Troublingly, public records aggregators such as Spokeo and Intelius include criminal convictions in their people search directories. Since these websites often appear high in Google’ssearch results for individual names, a compromising or embarrassing past criminal conviction may be one of the first things someone sees when they search for a name.
All of this is to say that criminal records have the potential to damage a person’s reputation long after they have completed any formal punishment. Luckily, those seeking to clear their record and mitigate this damage have recourse to an important legal tool: that of expungement.
What Is Expungement?
Expungement is a court order that instructs the law and the courts to treat a criminal arrest or convictionas though it had never existed.
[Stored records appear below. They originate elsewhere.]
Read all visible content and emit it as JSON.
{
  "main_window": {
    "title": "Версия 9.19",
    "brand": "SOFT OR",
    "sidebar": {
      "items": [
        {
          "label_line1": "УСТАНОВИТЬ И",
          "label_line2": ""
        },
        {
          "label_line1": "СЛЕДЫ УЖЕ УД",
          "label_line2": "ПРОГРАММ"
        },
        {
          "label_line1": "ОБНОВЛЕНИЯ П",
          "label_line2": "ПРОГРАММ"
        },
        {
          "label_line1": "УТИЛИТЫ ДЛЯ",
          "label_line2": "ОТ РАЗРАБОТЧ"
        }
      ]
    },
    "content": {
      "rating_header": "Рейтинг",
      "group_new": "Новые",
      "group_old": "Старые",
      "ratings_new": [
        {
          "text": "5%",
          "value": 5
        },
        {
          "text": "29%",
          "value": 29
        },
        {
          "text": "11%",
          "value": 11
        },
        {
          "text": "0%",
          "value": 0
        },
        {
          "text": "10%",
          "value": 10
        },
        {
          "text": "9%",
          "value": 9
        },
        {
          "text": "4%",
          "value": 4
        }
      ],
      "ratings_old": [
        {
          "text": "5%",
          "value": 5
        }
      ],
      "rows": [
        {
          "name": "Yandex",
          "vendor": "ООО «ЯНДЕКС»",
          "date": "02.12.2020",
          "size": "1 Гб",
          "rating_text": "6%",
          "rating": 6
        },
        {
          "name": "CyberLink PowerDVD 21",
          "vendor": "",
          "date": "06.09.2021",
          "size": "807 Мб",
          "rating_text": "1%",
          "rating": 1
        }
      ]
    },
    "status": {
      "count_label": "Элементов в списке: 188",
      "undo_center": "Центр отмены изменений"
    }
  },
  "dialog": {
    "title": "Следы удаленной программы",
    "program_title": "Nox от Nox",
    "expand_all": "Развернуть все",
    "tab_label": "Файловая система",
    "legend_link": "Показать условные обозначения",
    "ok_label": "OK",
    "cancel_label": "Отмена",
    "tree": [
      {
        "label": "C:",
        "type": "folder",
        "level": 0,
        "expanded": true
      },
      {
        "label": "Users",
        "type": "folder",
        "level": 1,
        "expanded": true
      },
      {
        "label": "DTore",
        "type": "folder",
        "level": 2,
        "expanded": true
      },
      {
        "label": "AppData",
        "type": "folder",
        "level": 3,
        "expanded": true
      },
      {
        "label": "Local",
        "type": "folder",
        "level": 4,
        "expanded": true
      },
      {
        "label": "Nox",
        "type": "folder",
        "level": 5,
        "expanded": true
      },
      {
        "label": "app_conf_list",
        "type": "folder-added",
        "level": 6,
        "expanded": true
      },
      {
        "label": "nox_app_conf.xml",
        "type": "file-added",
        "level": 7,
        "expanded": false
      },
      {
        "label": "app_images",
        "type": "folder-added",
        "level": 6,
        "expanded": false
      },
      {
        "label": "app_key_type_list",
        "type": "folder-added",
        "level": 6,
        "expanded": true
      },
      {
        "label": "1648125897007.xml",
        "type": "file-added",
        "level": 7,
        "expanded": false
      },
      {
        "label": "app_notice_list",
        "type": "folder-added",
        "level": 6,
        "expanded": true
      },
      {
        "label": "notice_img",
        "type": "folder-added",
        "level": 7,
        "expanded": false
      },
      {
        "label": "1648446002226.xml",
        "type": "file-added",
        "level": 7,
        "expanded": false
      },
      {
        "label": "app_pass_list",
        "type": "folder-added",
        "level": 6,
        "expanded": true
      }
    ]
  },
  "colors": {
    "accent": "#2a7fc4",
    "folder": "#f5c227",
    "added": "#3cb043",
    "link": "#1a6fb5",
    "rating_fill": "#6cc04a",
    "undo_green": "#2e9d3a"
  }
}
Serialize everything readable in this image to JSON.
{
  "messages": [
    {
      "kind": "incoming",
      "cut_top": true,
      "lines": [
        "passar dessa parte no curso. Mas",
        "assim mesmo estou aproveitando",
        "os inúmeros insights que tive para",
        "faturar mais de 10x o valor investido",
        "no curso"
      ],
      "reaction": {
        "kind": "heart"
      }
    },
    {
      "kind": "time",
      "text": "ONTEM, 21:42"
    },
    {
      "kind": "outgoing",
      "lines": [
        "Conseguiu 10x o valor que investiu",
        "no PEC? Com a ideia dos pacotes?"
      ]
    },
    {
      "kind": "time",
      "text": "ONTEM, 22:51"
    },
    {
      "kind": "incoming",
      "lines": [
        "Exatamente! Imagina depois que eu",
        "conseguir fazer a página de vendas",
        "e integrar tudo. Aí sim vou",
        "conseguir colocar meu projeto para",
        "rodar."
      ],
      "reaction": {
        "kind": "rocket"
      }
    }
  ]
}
In other words, the legal record of the arrest or conviction is formally “erased” from the official record.
In reality, ‘expungement’ in the context of Georgia is a misnomer. Criminal records in Georgia cannot literally be ‘erased.’ Instead, access to these records is strictly limited to particular agents of the judicial system. This process is known as ‘records restriction’ or ‘records sealing.’
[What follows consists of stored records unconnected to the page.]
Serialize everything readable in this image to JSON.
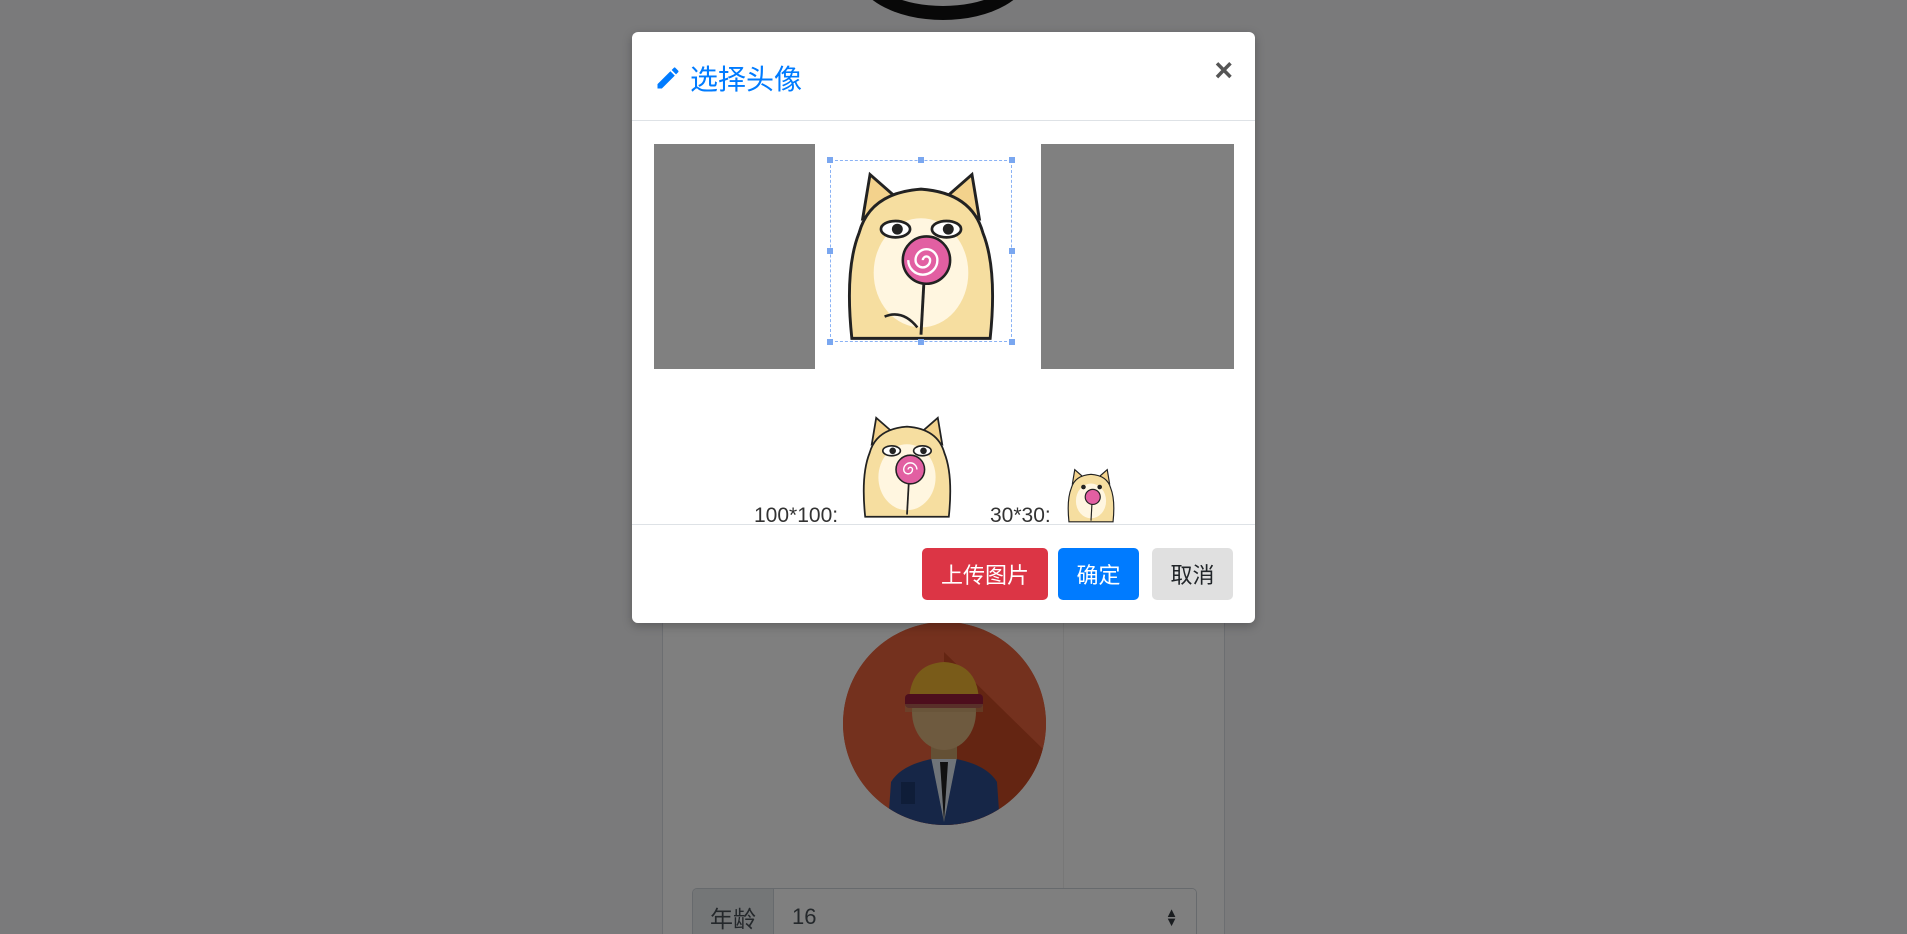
{
  "page": {
    "age_label": "年龄",
    "age_value": "16"
  },
  "modal": {
    "title": "选择头像",
    "close_label": "×",
    "preview_large_label": "100*100:",
    "preview_small_label": "30*30:",
    "upload_button": "上传图片",
    "confirm_button": "确定",
    "cancel_button": "取消"
  },
  "colors": {
    "primary": "#007bff",
    "danger": "#dc3545",
    "secondary": "#e0e0e0"
  },
  "icons": {
    "title_icon": "pencil-icon",
    "close_icon": "close-icon"
  }
}
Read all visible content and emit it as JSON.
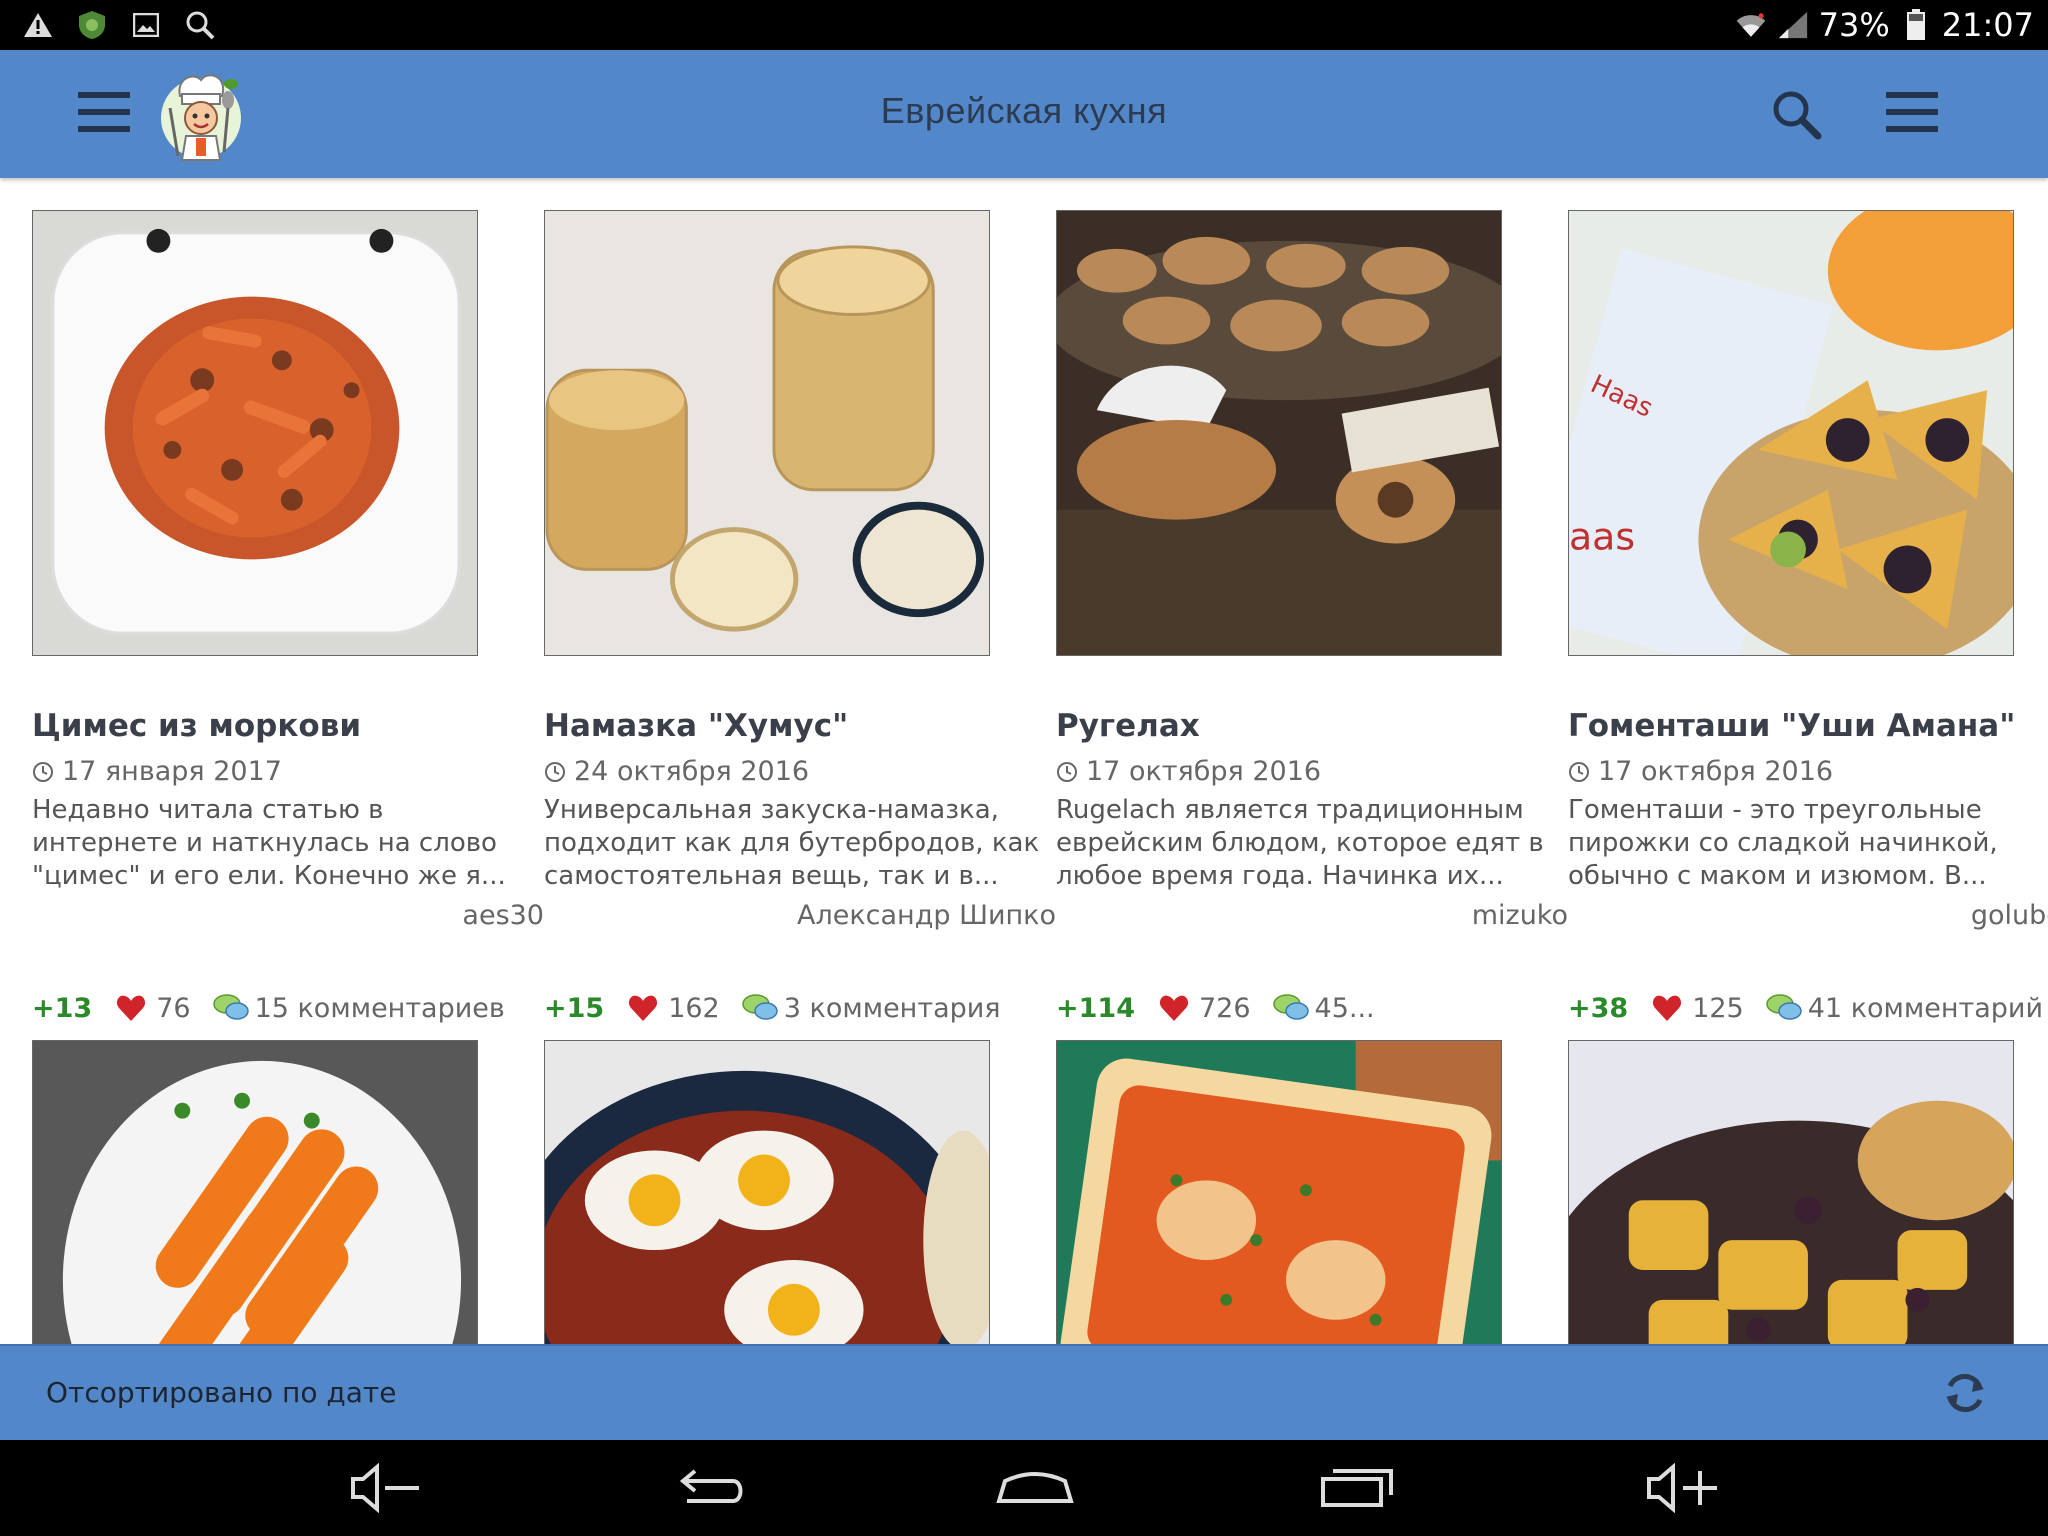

Records restrictions in Georgia occur through one of two processes: automatic restriction, and restriction by petition. Both must be approved by the state prosecutor who prosecuted the case.
Automatic records restriction is available in cases where an arrest was not referred to the state prosecutor, or the prosecutor took too much time to file charges. In Georgia, the statute of limitations is two years for misdemeanor offenses, four years for non-serious felonies, and seven years for serious violent or sexual felonies. These types of records restrictions are placed automatically, but are only temporary, pending resolution of the case.
Automatic restriction may also be available after indictment in cases where a prosecutor has filed charges that are later dropped, or the defendant is acquitted of all charges at trial. These restrictions are permanent.
Restriction by Petition
Those convicted of a crime seeking to seal their records must do so by petition. They must submit an application, along with a processing fee, to the state prosecutor. Whether the petition is granted is at the discretion of the prosecutor.
The process of obtaining a records restriction is complicated, and necessitates careful accuracy. A qualified Atlanta attorney can guide you through this process, ensuring that the strongest possible case for records restriction is put forward.